I admit the justice of that critique. One book is not enough.
But we have had a Reformation, and its subsequent wars and reorganization of the European state system; we have religious freedom, we have social freedom, we have a large measure of political freedom, even if, in your view, it is used in error.
Muslims in Islamic countries have none of these things. They still hold, in principle, that all necessary knowledge of the world, comes from one source only, given one time to one prophet, indelibly, indisputably, inerrantly, and that not a word can be revised or re-interpreted. Exclusive reliance on the Koran for guidance in all matters has led to social, intellectual, political and economic stagnation across the Islamic world. When they had strip mined the contributions of the previous Christian, Zoroastrian, pagan, Buddhist, and pre-Islamic intellectual accomplishments, they were culturally unable to generate new insights because inquiry is haram, forbidden. Most of what we call Islamic contributions to knowledge were pass-throughs from previous cultures.

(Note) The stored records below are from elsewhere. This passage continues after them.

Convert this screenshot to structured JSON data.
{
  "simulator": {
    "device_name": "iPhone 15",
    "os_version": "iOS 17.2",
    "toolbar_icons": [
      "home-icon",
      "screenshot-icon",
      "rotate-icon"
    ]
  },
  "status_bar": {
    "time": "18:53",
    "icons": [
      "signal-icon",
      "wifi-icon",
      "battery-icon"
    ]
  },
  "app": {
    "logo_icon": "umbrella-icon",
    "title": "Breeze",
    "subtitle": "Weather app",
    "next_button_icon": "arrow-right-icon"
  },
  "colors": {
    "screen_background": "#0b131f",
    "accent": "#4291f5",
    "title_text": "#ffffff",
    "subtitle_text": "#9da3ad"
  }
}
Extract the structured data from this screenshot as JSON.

At the same time, they were promised that they would be the final revelation, and that in principle and by right, they would be the conquerors of the world by now.
So they are caught in a gigantic cognitive dissonance between what they believe they ought to be doing, that is, governing the world, and as a part of their regime using its non-Muslim women as their sex toys, on the one hand, and the fact that they are at the back of the class in every dimension of accomplishment. A UN report of 2004 or thereabouts, and written exclusively by Muslim intellectuals, pointed out that the people of Finland, population 4 million, produced more absolute GDP than 77 million Arabs produced in non-petroleum exports. The economic value created by Finns, population 4 million, was greater than the economic value created by all of the Arab world, excluding petrochemicals. Arabs are excruciatingly conscious of their inferiority, and many seek simple answers, found in the Koran, as to what is to be done. Its name is jihad.

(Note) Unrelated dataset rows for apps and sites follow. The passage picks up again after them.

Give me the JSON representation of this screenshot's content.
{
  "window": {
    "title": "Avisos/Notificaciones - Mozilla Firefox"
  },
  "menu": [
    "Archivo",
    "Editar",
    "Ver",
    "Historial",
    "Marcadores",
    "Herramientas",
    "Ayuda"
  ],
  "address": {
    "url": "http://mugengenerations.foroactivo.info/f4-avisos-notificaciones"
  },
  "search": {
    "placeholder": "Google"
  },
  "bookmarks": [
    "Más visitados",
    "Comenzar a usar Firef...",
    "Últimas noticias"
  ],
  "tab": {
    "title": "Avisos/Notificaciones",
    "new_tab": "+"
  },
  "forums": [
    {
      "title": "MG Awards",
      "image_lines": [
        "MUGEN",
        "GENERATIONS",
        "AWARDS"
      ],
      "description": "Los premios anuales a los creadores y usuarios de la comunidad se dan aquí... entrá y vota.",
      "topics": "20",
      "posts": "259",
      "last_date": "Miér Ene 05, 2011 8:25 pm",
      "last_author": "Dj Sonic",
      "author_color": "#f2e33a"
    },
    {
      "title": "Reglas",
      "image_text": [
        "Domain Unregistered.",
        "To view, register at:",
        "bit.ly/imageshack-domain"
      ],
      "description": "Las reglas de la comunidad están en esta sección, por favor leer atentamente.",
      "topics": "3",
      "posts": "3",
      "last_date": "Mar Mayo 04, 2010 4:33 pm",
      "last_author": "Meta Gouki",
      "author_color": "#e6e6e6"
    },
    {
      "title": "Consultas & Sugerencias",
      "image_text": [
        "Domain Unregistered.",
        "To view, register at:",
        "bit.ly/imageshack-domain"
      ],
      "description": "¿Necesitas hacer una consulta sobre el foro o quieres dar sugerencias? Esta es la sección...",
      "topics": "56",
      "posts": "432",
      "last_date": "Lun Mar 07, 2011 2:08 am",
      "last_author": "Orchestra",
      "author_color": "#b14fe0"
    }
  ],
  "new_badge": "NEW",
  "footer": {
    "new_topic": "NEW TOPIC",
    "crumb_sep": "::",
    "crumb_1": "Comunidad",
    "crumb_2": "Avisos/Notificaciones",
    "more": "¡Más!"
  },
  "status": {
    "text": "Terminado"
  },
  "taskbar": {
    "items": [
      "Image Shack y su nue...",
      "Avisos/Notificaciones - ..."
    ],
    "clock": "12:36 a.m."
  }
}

So here is my second point.
Weighed in the balance against the 1/5 of humanity, a large proportion of whom seem to be stuck in the cultural assumptions of tribal Arabia in the 6th century AD, or who wish they were so stuck, then purely domestic squabbles among the citizens of the US do not seem to carry the weight or importance that many Americans think (or believe passionately) that they have.
My observation is that a serious engagement with the issues requires one to step back from exclusively and parochially US partisan concerns. Even if we assume that Republicans and Democrats say largely true things about one another, we do not engage the relevant question or questions. It is of very little use to suggest to an American that they see things in excessively partisan terms. You are likely to get your head shot off. Especially in a presidential election year.
I am ducking behind a wall as I write. Thank you for an entertaining discussion.
LD’s response was a cheerful paean to the valour of the Finns, in which we were both agreed.